Outdoor activities in Exmoor National Park
Updated: Jan 8
As part of our Green Traveller's Guide to Exmoor National Park, Paul Bloomfield picks out a selection of walking, wildlife and adventure activities in this glorious protected area in southwest England.
Cliff, moor, river, hill, beach, wood: there’s a variety of habitat and landscape that makes Exmoor a hotspot for diverse activities. We’ve assembled a tantalising taster of what’s on offer: walking trails traversing remote areas and scaling vertiginous sea cliffs, high-octane activities and meditative fishing, rivers to be kayaked and lakes to be sailed.
For those with a pair of binoculars and a modicum of curiosity, the local wildlife offers thrilling watching: red deer rut, Exmoor ponies graze, birds of prey soar. Animals in captivity also provide insights: learn about owls, visit Exmoor ponies, even take a llama for a trek.
In this guide we’ve provided details of the local people who can introduce you to the aspects of the moor they themselves love: from safaris to coasteering and kayaking, stargazing and surfing. And we’ve provided a few tips to help you plan your own exploration on foot in our introduction to walking in the Park.
There are few activities that sound quite as daft as coasteering: don wetsuit and helmet; leap into crashing surf; climb high onto rocks above sea; leap into waves; repeat.

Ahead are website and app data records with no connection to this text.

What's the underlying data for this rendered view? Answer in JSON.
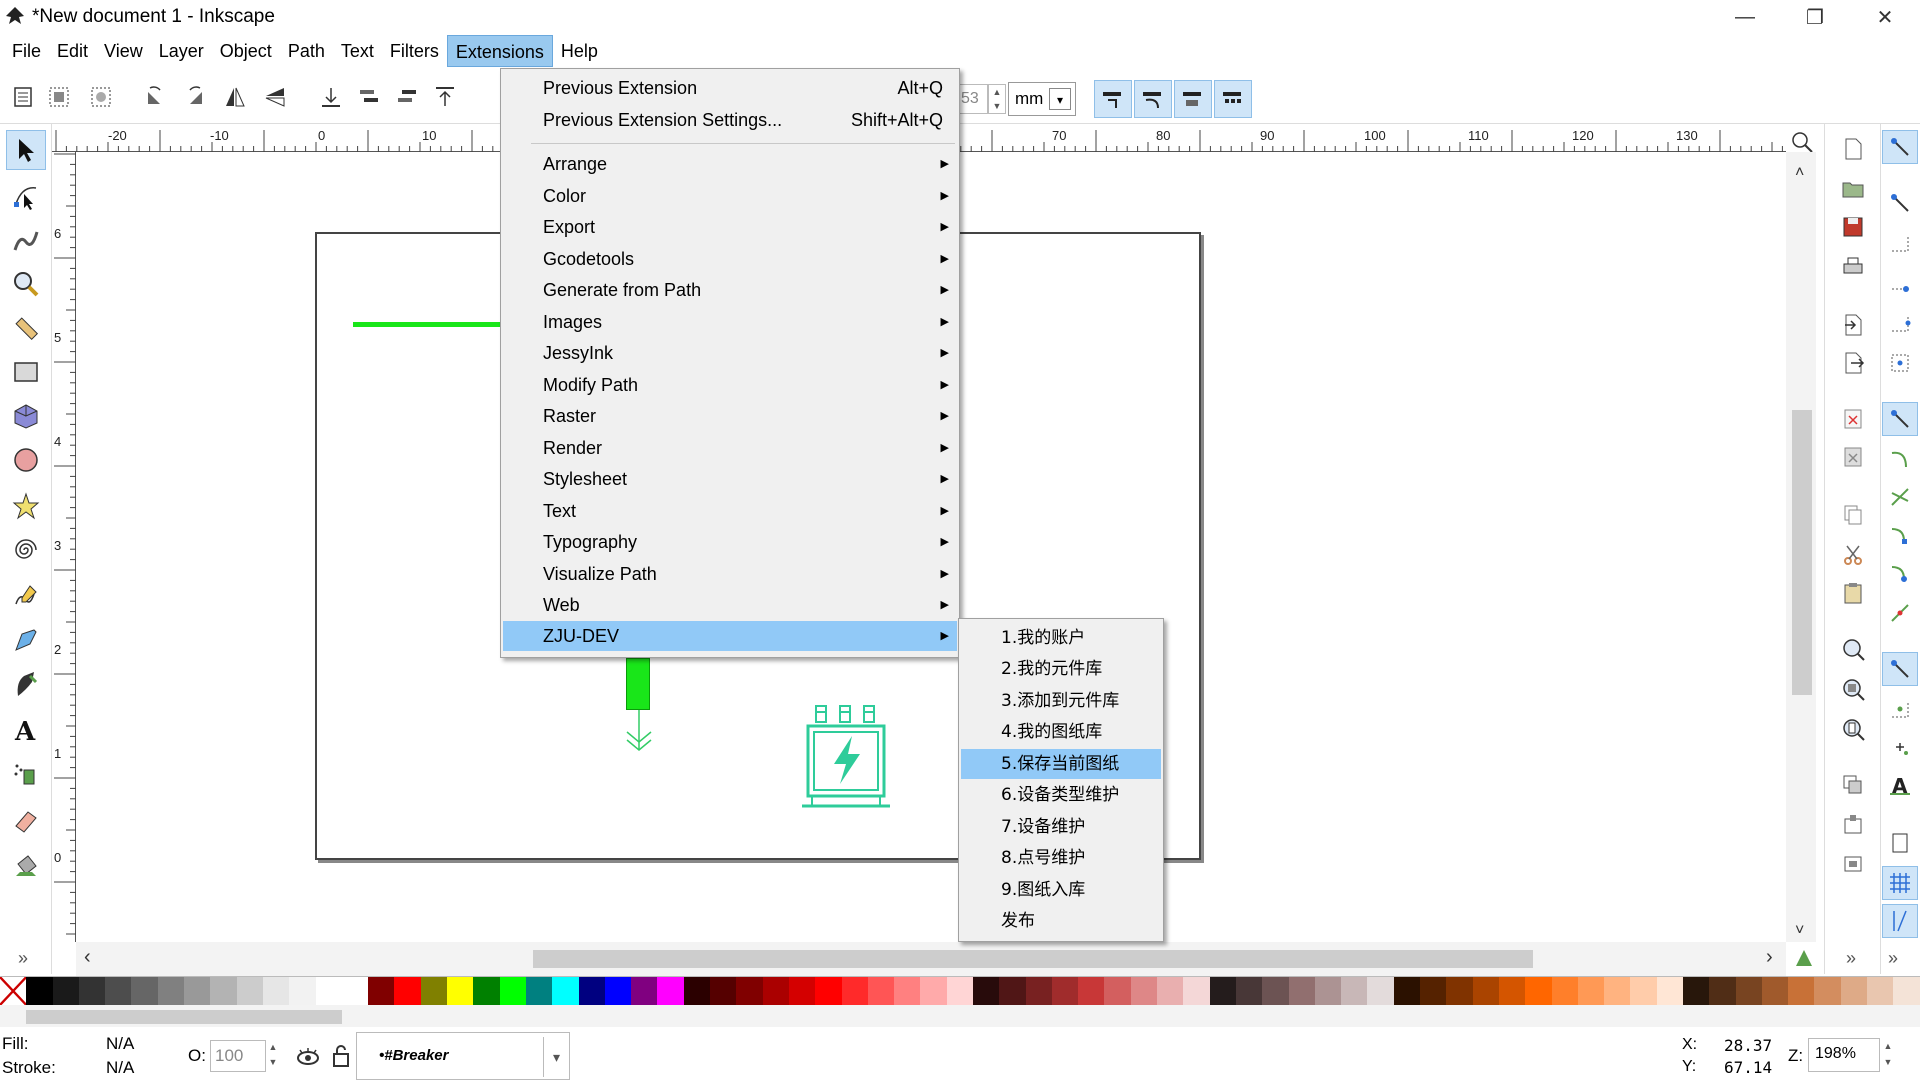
{
  "window": {
    "title": "*New document 1 - Inkscape",
    "minimize": "—",
    "restore": "❐",
    "close": "✕"
  },
  "menubar": [
    "File",
    "Edit",
    "View",
    "Layer",
    "Object",
    "Path",
    "Text",
    "Filters",
    "Extensions",
    "Help"
  ],
  "toolbar": {
    "field_value": "53",
    "unit": "mm"
  },
  "extensions_menu": {
    "previous_extension": "Previous Extension",
    "previous_extension_shortcut": "Alt+Q",
    "previous_extension_settings": "Previous Extension Settings...",
    "previous_extension_settings_shortcut": "Shift+Alt+Q",
    "submenus": [
      "Arrange",
      "Color",
      "Export",
      "Gcodetools",
      "Generate from Path",
      "Images",
      "JessyInk",
      "Modify Path",
      "Raster",
      "Render",
      "Stylesheet",
      "Text",
      "Typography",
      "Visualize Path",
      "Web",
      "ZJU-DEV"
    ],
    "highlighted": "ZJU-DEV"
  },
  "zju_dev_menu": {
    "items": [
      "1.我的账户",
      "2.我的元件库",
      "3.添加到元件库",
      "4.我的图纸库",
      "5.保存当前图纸",
      "6.设备类型维护",
      "7.设备维护",
      "8.点号维护",
      "9.图纸入库",
      "发布"
    ],
    "highlighted": "5.保存当前图纸"
  },
  "rulers": {
    "h_labels": [
      "-20",
      "-10",
      "0",
      "10",
      "70",
      "80",
      "90",
      "100",
      "110",
      "120",
      "130"
    ],
    "v_labels": [
      "6",
      "5",
      "4",
      "3",
      "2",
      "1",
      "0"
    ]
  },
  "status": {
    "fill_label": "Fill:",
    "fill_value": "N/A",
    "stroke_label": "Stroke:",
    "stroke_value": "N/A",
    "opacity_label": "O:",
    "opacity_value": "100",
    "layer": "•#Breaker",
    "x_label": "X:",
    "x_value": "28.37",
    "y_label": "Y:",
    "y_value": "67.14",
    "zoom_label": "Z:",
    "zoom_value": "198%"
  },
  "colors": {
    "accent": "#99c9ef",
    "menu_highlight": "#91c9f7",
    "green_line": "#19e619",
    "icon_teal": "#2ecc9a"
  },
  "icons": {
    "expand_tools": "»",
    "scroll_left": "‹",
    "scroll_right": "›",
    "scroll_up": "˄",
    "scroll_down": "˅"
  }
}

Yet it’s not only one of the most exhilarating adventures to be had along Exmoor’s shores, it also offers a unique perspective on arguably England’s most craggy, dramatic stretches of coastline, a weirdly addictive blend of bodysurfing, rock climbing and geology. Coasteering is among a comprehensive array of activities organised by Exmoor Adventures, including kayaking, rock climbing, mountain biking, abseiling and raft building – all of which emphasise the diverse nature of the Exmoor landscape. exmooradventures.co.uk

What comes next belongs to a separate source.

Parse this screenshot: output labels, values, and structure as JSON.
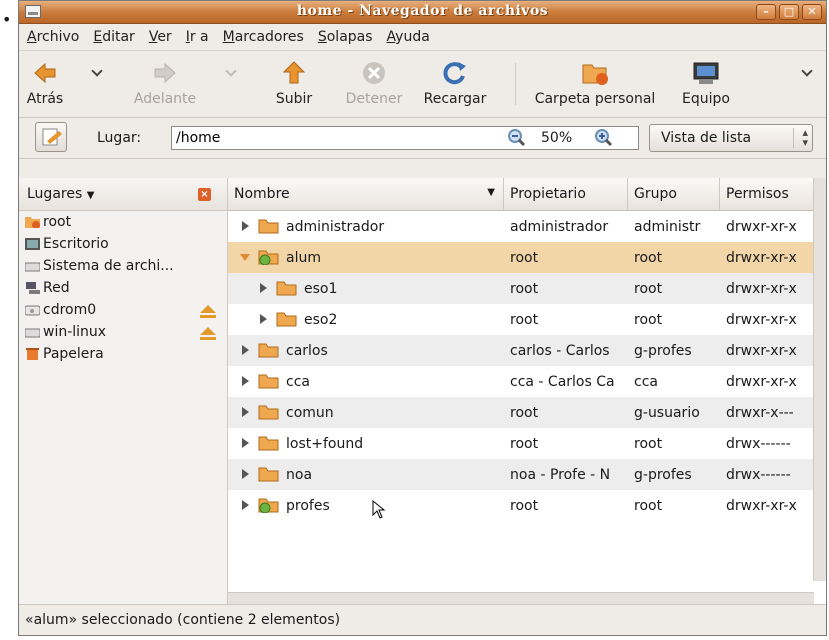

Exmoor Pony Centre
The Exmoor pony, a hardy, muscular breed, thrived on the moor for centuries, but changes in management, war and other factors caused the population of pure-bred animals to plummet to just a handful at the end of the Second World War. The Moorland Mousie Trust, based at the Exmoor Pony Centre, works to conserve and promote the Exmoor breed. Visitors are welcome at the centre to learn more about the breed and its history, meet a small community of animals, and even head out onto the moor on a trekking experience. exmoorponycentre.org.uk
Exmoor Owl and Hawk Centre

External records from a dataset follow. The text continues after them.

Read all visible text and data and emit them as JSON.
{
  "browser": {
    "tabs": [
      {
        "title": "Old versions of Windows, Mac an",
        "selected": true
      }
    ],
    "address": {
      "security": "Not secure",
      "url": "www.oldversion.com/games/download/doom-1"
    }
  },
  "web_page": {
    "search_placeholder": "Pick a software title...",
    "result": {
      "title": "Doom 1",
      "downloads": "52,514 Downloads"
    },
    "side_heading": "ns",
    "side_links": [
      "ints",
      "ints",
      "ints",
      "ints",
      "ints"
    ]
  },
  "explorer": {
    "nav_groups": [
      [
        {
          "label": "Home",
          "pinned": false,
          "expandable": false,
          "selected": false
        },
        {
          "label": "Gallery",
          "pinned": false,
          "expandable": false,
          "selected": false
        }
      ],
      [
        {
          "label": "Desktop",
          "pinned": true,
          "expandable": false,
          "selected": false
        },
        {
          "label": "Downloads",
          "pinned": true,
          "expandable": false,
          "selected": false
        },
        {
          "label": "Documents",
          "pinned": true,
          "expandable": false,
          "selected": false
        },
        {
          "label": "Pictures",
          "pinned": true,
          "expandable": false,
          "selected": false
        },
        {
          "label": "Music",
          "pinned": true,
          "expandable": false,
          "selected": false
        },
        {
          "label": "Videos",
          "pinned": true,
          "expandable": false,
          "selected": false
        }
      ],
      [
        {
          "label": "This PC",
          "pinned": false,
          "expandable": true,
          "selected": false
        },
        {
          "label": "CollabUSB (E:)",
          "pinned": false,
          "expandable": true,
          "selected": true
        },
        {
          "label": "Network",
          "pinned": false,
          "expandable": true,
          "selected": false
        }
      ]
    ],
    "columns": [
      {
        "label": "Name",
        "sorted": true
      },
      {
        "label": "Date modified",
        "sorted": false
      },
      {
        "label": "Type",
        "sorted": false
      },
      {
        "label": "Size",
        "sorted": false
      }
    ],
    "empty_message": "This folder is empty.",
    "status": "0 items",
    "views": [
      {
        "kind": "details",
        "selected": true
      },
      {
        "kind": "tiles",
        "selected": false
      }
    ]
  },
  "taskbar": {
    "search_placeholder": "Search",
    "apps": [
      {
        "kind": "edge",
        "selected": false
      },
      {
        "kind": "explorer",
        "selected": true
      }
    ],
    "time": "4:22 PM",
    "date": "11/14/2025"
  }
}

Though the moor’s regal red deer understandably grab the most attention, birdlife is also rich here – and this specialist centre, based at a delightful 15th-century National Trust farmhouse, offers the chance to learn about owls, hawks and eagles. Activities range from a visit to the owl garden, meeting a range of raptor species, to sessions flying trained birds – including a Bengal eagle owl and a twisting, diving Harris hawk. Photography days present opportunities for capturing intimate portraits, while owl evenings provide atmospheric encounters. The centre also offers alpaca walks and horse or pony trekking, as well as the characterful B&B accommodation and cream teas. Guests staying at the B&B get a reduced rate at the Exmoor Owl and Hawk Centre. exmoorfalconry.co.uk
Exmoor Wildlife Safaris
Each 2½-hour Land Rover safari takes a different route and, setting out at various times throughout the day, offer subtly varying perspectives on the moor and its wildlife. You may spot red, roe or fallow deer, muscular Exmoor ponies, flitting bats or other diverse species of woodland and open moor, as well as getting a flavour of agricultural aspects of life in the region. There’s also the opportunity to take advantage of Exmoor’s status as Europe’s first Dark Sky Reserve on a stargazing safari, as an expert astronomy guide helps you identify stars and constellations. exmoorwildlifesafaris.co.uk
For information on characterful places to stay, local food and drink, and nearby visitor attractions, see our Green Traveller's Guide to Exmoor National Park